RJ App
Vegas News, Alerts, ePaper

Early voting trends suggest good news for GOP candidates

Republicans seemed to be slightly more enthusiastic in the first two days of early voting, but it’s too early to tell whether the energy can outweigh a voter registration advantage that favors Democrats.

The early energy advantage — what pundits call an enthusiasm gap — is most evident in Washoe County where Democratic and Republican registration is about even at 39 percent each.

During the first two days of early voting Republicans made up 48 percent of the total number of voters casting ballots while Democrats were 39 percent, meaning Republicans’ turnout outperformed their registration level by 9 percentage points.

In Clark County, the enthusiasm gap was narrower. In the first two days of early voting the turnout was 47 percent Democrat, and 38 percent Republican. Democrats outperformed their registration level by 1 percentage point and Republicans by 4 percentage points.

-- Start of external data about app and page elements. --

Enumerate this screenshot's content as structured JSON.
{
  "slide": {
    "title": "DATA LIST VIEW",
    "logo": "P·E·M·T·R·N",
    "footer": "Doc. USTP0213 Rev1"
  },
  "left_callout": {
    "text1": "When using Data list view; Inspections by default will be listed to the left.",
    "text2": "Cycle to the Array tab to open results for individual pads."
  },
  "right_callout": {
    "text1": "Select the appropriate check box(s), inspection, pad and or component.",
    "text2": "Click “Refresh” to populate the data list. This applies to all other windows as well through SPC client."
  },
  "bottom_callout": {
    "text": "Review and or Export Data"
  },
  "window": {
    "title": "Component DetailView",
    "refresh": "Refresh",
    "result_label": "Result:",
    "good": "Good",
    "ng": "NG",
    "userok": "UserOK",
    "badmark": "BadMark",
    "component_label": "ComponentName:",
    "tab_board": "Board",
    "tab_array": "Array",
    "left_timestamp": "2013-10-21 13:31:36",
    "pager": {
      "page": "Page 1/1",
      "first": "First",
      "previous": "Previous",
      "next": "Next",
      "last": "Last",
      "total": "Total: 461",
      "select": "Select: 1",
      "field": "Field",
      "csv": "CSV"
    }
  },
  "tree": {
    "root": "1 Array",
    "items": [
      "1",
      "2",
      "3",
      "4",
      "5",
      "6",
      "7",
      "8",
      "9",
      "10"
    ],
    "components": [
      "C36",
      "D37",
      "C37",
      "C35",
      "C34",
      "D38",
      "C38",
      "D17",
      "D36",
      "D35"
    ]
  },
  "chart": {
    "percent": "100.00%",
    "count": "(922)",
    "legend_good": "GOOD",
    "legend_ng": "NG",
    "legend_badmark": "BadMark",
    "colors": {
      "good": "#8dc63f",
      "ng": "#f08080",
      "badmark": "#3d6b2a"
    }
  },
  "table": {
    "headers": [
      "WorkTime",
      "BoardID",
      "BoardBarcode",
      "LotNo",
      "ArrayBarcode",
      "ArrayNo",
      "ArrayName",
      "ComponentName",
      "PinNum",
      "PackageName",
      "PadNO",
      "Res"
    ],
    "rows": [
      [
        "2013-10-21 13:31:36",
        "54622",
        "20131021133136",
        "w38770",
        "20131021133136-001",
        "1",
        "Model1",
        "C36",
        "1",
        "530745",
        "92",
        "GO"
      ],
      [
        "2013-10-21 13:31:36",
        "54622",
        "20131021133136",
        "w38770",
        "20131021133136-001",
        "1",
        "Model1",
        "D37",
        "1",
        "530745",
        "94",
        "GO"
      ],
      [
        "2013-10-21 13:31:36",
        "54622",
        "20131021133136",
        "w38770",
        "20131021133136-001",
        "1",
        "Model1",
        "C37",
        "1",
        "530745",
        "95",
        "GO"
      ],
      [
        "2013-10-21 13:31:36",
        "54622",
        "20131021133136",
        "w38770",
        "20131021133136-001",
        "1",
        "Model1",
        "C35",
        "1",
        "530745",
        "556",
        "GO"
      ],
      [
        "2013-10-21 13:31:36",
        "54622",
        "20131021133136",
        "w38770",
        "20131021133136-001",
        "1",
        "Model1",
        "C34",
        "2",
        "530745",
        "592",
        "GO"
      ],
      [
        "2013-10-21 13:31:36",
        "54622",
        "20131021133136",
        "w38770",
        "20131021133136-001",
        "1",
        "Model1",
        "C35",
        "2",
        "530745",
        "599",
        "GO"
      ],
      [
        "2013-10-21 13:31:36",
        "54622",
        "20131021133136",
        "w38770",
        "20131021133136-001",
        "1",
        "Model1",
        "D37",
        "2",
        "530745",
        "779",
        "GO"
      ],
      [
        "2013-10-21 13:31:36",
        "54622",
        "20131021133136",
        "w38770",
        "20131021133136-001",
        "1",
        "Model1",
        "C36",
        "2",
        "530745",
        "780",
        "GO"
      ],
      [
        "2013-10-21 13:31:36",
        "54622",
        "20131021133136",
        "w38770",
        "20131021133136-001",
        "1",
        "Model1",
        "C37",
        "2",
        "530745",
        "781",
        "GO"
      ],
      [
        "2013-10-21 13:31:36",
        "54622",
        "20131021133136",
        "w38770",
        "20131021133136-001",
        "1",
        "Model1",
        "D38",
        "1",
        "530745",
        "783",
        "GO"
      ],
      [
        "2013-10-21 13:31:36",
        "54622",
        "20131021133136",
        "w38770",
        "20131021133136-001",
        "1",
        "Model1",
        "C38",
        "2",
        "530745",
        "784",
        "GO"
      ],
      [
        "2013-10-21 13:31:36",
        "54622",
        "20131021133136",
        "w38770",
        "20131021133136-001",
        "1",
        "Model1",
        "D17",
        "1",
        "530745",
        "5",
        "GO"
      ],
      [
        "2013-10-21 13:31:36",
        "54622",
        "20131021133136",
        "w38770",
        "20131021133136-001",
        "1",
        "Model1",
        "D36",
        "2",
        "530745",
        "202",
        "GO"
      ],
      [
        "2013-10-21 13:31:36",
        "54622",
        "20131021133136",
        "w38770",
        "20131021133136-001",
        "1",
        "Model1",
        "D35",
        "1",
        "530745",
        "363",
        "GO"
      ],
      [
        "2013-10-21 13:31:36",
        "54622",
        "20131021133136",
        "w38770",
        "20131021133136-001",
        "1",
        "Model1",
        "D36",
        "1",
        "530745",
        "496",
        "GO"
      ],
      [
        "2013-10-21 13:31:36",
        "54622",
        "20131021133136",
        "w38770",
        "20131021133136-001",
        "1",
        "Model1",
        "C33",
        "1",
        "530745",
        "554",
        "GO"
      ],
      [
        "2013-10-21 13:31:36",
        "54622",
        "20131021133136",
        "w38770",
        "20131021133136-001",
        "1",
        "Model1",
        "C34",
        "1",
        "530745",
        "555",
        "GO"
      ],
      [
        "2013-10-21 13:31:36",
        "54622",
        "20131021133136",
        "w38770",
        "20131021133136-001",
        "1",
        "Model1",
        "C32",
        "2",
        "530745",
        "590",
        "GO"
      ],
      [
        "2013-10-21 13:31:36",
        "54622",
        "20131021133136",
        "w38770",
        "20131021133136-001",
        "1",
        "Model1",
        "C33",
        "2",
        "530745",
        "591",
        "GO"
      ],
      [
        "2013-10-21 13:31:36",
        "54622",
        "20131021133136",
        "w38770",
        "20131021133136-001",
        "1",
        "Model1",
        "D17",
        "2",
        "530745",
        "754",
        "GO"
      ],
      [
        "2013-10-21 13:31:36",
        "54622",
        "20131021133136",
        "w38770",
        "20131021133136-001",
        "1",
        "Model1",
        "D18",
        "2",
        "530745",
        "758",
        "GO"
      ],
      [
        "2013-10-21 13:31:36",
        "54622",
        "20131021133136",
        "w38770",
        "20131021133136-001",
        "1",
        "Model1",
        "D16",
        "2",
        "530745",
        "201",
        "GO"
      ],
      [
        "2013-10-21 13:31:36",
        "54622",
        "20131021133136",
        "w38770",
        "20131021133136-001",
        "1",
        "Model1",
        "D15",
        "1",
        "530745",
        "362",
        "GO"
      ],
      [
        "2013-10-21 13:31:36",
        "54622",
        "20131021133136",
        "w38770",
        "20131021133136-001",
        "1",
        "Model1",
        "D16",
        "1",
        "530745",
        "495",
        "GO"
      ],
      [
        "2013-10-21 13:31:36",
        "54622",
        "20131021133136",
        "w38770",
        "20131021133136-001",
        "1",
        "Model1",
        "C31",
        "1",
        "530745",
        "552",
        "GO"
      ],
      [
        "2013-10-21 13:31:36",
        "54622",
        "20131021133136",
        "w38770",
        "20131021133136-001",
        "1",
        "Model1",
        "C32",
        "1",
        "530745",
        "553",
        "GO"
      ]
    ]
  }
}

In the 3rd Congressional District, where Rep. Dina Titus, D-Nev., and Republican Joe Heck are locked in a close race, Republicans were 41 percent of the early total, an improvement of 5 percentage points over their registration level. Democrats turned out at a rate of 44 percent, a 2 percentage point improvement over their registration level.

Statewide a total of 41,210 people voted on the first weekend of early voting. That is less than 4 percent of the total number of about 1.1 million active registered voters, making it difficult to draw many conclusions.

Political observers said the figures from Washoe County probably will please supporters of Republican Sharron Angle who is challenging U.S. Sen. Harry Reid, D-Nev., in one of the most-watched campaigns in the country.

"That is obviously Sharron Angle’s base of support," said David Damore, professor of political science at University of Nevada, Las Vegas. "At this point I think you can take that as an indicator of enthusiasm."

As expected, the early voting trends this year are different than in 2008 presidential election when Democrat Barack Obama swept Nevada and much of the nation en route to victory over Republican John McCain.

Obama attracted strong support from independents and first-time voters who are not showing up in nearly the same numbers this year, which is typical difference between presidential and mid-term elections.

In 2008, nearly 46,000 voters cast ballots during the first two days of early voting in Clark County compared with fewer than 30,000 this year.

And the 2008 turnout was 60 percent Democrats and 24 percent Republicans countywide during the first two days. In the 3rd Congressional District, where Titus knocked off incumbent Republican Jon Porter, the early Democratic advantage was 57 to 27 over Republicans.

This year is more like the 2006 mid-term, when Clark County turnout the first two days was 47-39 for Democrats countywide and 45-42 for Democrats in the 3rd Congressional District, when Porter won re-election in the district.

"That is good news for Joe Heck," Damore said.

The early vote is seen as an indicator of enthusiasm because it shows which voters are champing at the bit to cast a ballot.

"Early voters are ones who had already made up their mind and want to go the polls," said Eric Herzik, a professor of political science at University of Nevada, Reno. "In 2008, those were Obama voters. In 2010, those are more likely to be Republicans and perhaps Angle supporters."

Though Republicans might have energy on their side, they’re still battling the Democrats’ numerical and organizational advantages.

Statewide there are about 60,000 more registered Democrats than Republicans. And Democrats built a massive organization in Nevada for 2008 that Reid and the state party are leaning on to deliver again in 2010.

"Republicans have only been in my neighborhood once, and the Democrats have been there five or six times," Damore said of his neighborhood in the 3rd Congressional District.

Herzik said that in general, the Washoe County numbers look good for Republicans, but the Clark County figures are inconclusive.

Whatever enthusiasm gap exists appears to be narrower in Nevada than what pundits forecast for the nation this season.

"If I’m the Democrats, it is not bad news," Herzik said. "It is arguably not the best news in the world. If this looks like 2006, they can probably live with that."

Early voting continues for 11 more days through Oct. 29. Election Day is Nov. 2.

Contact reporter Benjamin Spillman at bspillman@reviewjournal.com or 702-477-3861.

Don't miss the big stories. Like us on Facebook.